SOUTHEAST ASIA DIARY
The Guardians of all that is proper in Thailand are having a busy summer. Hot on the heels of the culture ministry’s attempt to ban tattoo parlours from ornamenting foreigners with religious motifs come calls for the Buddhist clergy to oppose a new scourge (see above). Planking is the act of posing prone in an incongruous setting – often (once) with fatal results. “Although there’s no rule specifically against such activity, it’s not an appropriate thing for monks to do,” warned a spokesman for the Sangha Supreme Council. He counselled abbots to monitor their monks for signs of planking activity.
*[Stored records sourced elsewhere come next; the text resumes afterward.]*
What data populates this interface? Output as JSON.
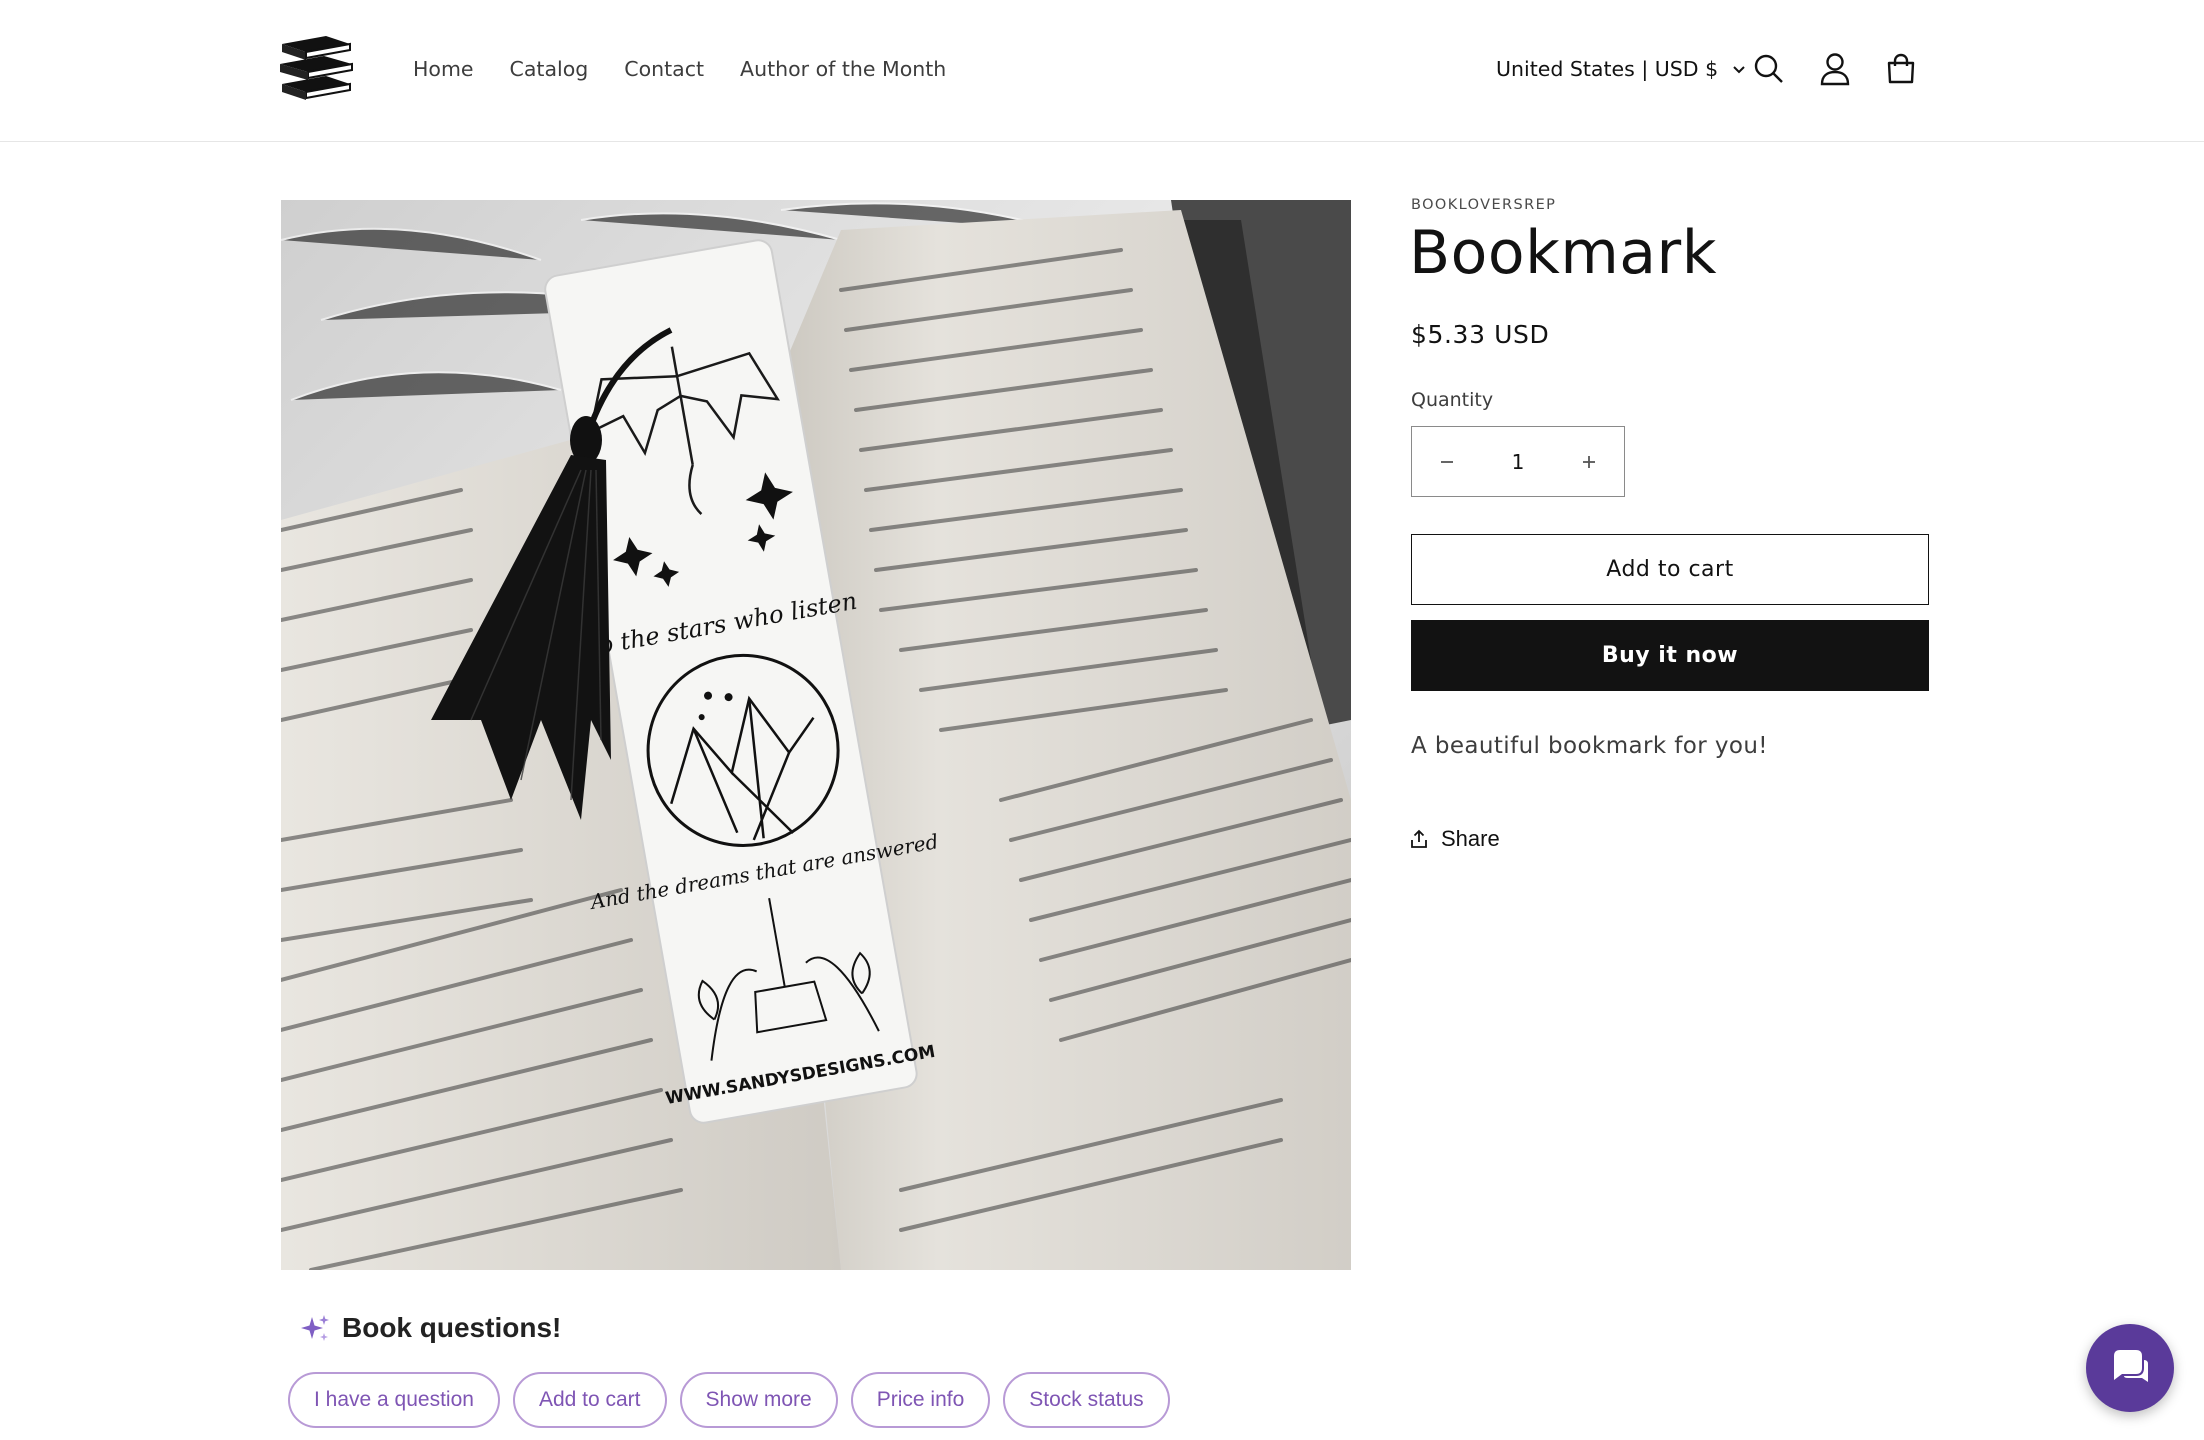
{
  "header": {
    "nav": [
      "Home",
      "Catalog",
      "Contact",
      "Author of the Month"
    ],
    "country": "United States | USD $"
  },
  "product": {
    "vendor": "BOOKLOVERSREP",
    "title": "Bookmark",
    "price": "$5.33 USD",
    "quantity_label": "Quantity",
    "quantity_value": "1",
    "add_to_cart": "Add to cart",
    "buy_now": "Buy it now",
    "description": "A beautiful bookmark for you!",
    "share": "Share"
  },
  "image": {
    "bookmark_text_top": "To the stars who listen",
    "bookmark_text_bottom": "And the dreams that are answered",
    "bookmark_url": "WWW.SANDYSDESIGNS.COM"
  },
  "widget": {
    "title": "Book questions!",
    "chips": [
      "I have a question",
      "Add to cart",
      "Show more",
      "Price info",
      "Stock status"
    ]
  },
  "colors": {
    "accent": "#121212",
    "chip_border": "#b89ad6",
    "chip_text": "#7f55b4",
    "chat_bubble": "#5a3a9a"
  }
}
Four former Khmer Rouge leaders went on trial in a UN-backed court in Cambodia, accused of crimes against humanity and genocide. The four, including Pol Pot’s deputy Nuon Chea, deny the charges. The tribunal overseeing Khmer Rouge cases was set up in 1990s and has spent more than $100 million on investigations since 2006. Until now it had only prosecuted just one person. Cambodia’s prime minister Hun Sen, a former Khmer Rouge cadre, is thought to believe such trials are damaging to his country’s stability.
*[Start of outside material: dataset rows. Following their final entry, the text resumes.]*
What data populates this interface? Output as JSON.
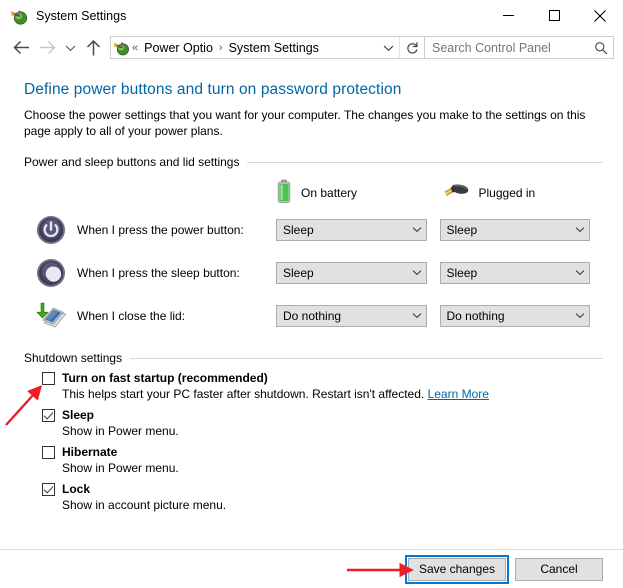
{
  "window": {
    "title": "System Settings",
    "icon": "power-options-icon",
    "controls": {
      "minimize": "minimize-icon",
      "maximize": "maximize-icon",
      "close": "close-icon"
    }
  },
  "navbar": {
    "back": "back-arrow-icon",
    "forward": "forward-arrow-icon",
    "recent": "chevron-down-icon",
    "up": "up-arrow-icon",
    "address": {
      "icon": "power-options-icon",
      "overflow": "«",
      "crumbs": [
        "Power Optio",
        "System Settings"
      ],
      "separator": "›",
      "dropdown": "chevron-down-icon",
      "refresh": "refresh-icon"
    },
    "search": {
      "placeholder": "Search Control Panel",
      "value": "",
      "icon": "search-icon"
    }
  },
  "page": {
    "heading": "Define power buttons and turn on password protection",
    "description": "Choose the power settings that you want for your computer. The changes you make to the settings on this page apply to all of your power plans."
  },
  "power_group": {
    "title": "Power and sleep buttons and lid settings",
    "columns": [
      {
        "label": "On battery",
        "icon": "battery-icon"
      },
      {
        "label": "Plugged in",
        "icon": "power-plug-icon"
      }
    ],
    "rows": [
      {
        "icon": "power-button-icon",
        "label": "When I press the power button:",
        "on_battery": "Sleep",
        "plugged_in": "Sleep"
      },
      {
        "icon": "sleep-button-icon",
        "label": "When I press the sleep button:",
        "on_battery": "Sleep",
        "plugged_in": "Sleep"
      },
      {
        "icon": "close-lid-icon",
        "label": "When I close the lid:",
        "on_battery": "Do nothing",
        "plugged_in": "Do nothing"
      }
    ]
  },
  "shutdown_group": {
    "title": "Shutdown settings",
    "options": [
      {
        "label": "Turn on fast startup (recommended)",
        "checked": false,
        "sub": "This helps start your PC faster after shutdown. Restart isn't affected.",
        "link": "Learn More"
      },
      {
        "label": "Sleep",
        "checked": true,
        "sub": "Show in Power menu.",
        "link": ""
      },
      {
        "label": "Hibernate",
        "checked": false,
        "sub": "Show in Power menu.",
        "link": ""
      },
      {
        "label": "Lock",
        "checked": true,
        "sub": "Show in account picture menu.",
        "link": ""
      }
    ]
  },
  "footer": {
    "save_label": "Save changes",
    "cancel_label": "Cancel",
    "save_focused": true
  },
  "annotations": {
    "color": "#ee1c25",
    "arrows": [
      {
        "name": "arrow-to-fast-startup-checkbox"
      },
      {
        "name": "arrow-to-save-changes-button"
      }
    ],
    "highlight": {
      "name": "save-changes-highlight",
      "color": "#0078d7"
    }
  }
}
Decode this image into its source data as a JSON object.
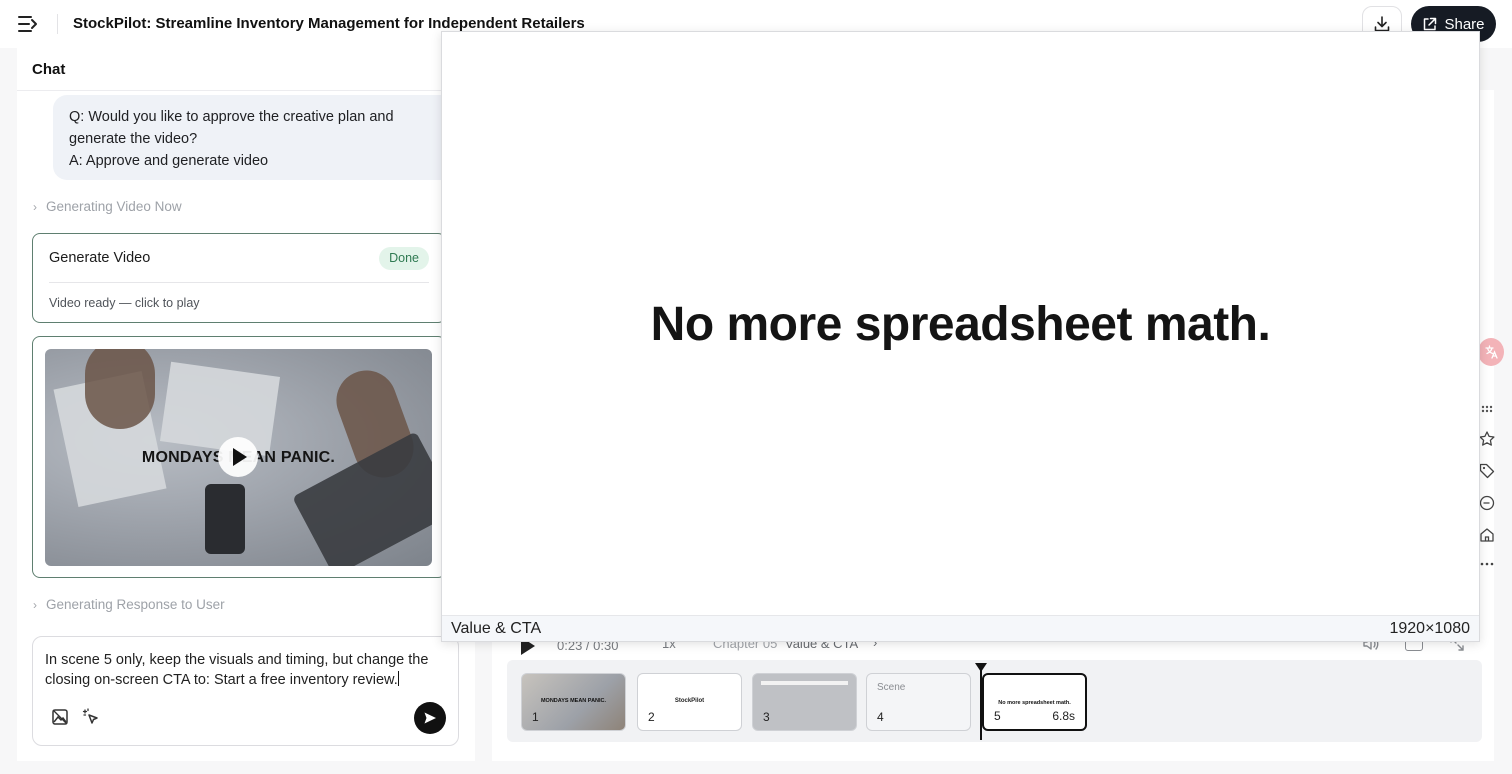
{
  "header": {
    "title": "StockPilot: Streamline Inventory Management for Independent Retailers",
    "share_label": "Share"
  },
  "chat": {
    "title": "Chat",
    "qa_lines": [
      "Q: Would you like to approve the creative plan and",
      "generate the video?",
      "A: Approve and generate video"
    ],
    "steps": [
      "Generating Video Now",
      "Generating Response to User"
    ],
    "generate_card": {
      "title": "Generate Video",
      "status": "Done",
      "subtitle": "Video ready — click to play"
    },
    "video_thumb_text": "MONDAYS MEAN PANIC.",
    "composer_text": "In scene 5 only, keep the visuals and timing, but change the closing on-screen CTA to: Start a free inventory review."
  },
  "player": {
    "time": "0:23 / 0:30",
    "speed": "1x",
    "chapter_label": "Chapter 05",
    "chapter_name": "Value & CTA"
  },
  "timeline": {
    "scenes": [
      {
        "number": "1",
        "mini_text": "MONDAYS MEAN PANIC."
      },
      {
        "number": "2",
        "mini_text": "StockPilot"
      },
      {
        "number": "3",
        "mini_text": ""
      },
      {
        "number": "4",
        "mini_text": "Scene"
      },
      {
        "number": "5",
        "mini_text": "No more spreadsheet math.",
        "duration": "6.8s"
      }
    ]
  },
  "preview": {
    "headline": "No more spreadsheet math.",
    "chapter": "Value & CTA",
    "resolution": "1920×1080"
  },
  "colors": {
    "accent_dark": "#161b24",
    "done_badge_bg": "#e3f4ea",
    "done_badge_text": "#2f7a52",
    "card_border": "#5f7f70"
  }
}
Thailand announced its intention to withdraw from UNESCO’s World Heritage Convention in protest at a submission made by Cambodia concerning the management and conservation of the World Heritage-listed Preah Vihear temple. Preah Vihear, situated at disputed land on the border of the two countries, has been a flashpoint in Thai politiics since the International Court of Justiced ruled it was part of Cambodia in 1962. This year at least 18 people have been killed in clashes between troops near the site. The Thai prime minister, Abhisit Vejjajiva, explained that the Thai delegation walked out of the WHC meeting because Cambodia’s plans were “too ambiguous”. UNESCO director-general Irina Bokova expressed her regret at Thailand’s announcement and said she hoped that Thailand would “carefully consider its future course of action”. Troops on both sides were said to be on high alert.
The Lao government was accused of breaching a promise to shelve development of a controversial hydroelectric dam on the Mekong at Xayaburi province in the north-west of the country. WWF described the government’s initial environmental impact assessment for the project as “woefully inadequate“. In April, under pressure from neighbouring countries, Laos agreed to put construction on hold pending further negotiations and research. But the NGO International Rivers said that it has seen a leaked memo from the Lao energy ministry to the project developer, claiming that the consultation process was complete.
Hollywood actor Michelle Yeoh was turned away by authorities after flying in to Rangoon. Yeoh recently filmed The Lady, a biopic of Aung San Suu Kyi, and spent time with the opposition party leader while preparing for the role. A government spokesman said the actor was blacklisted but gave no further details.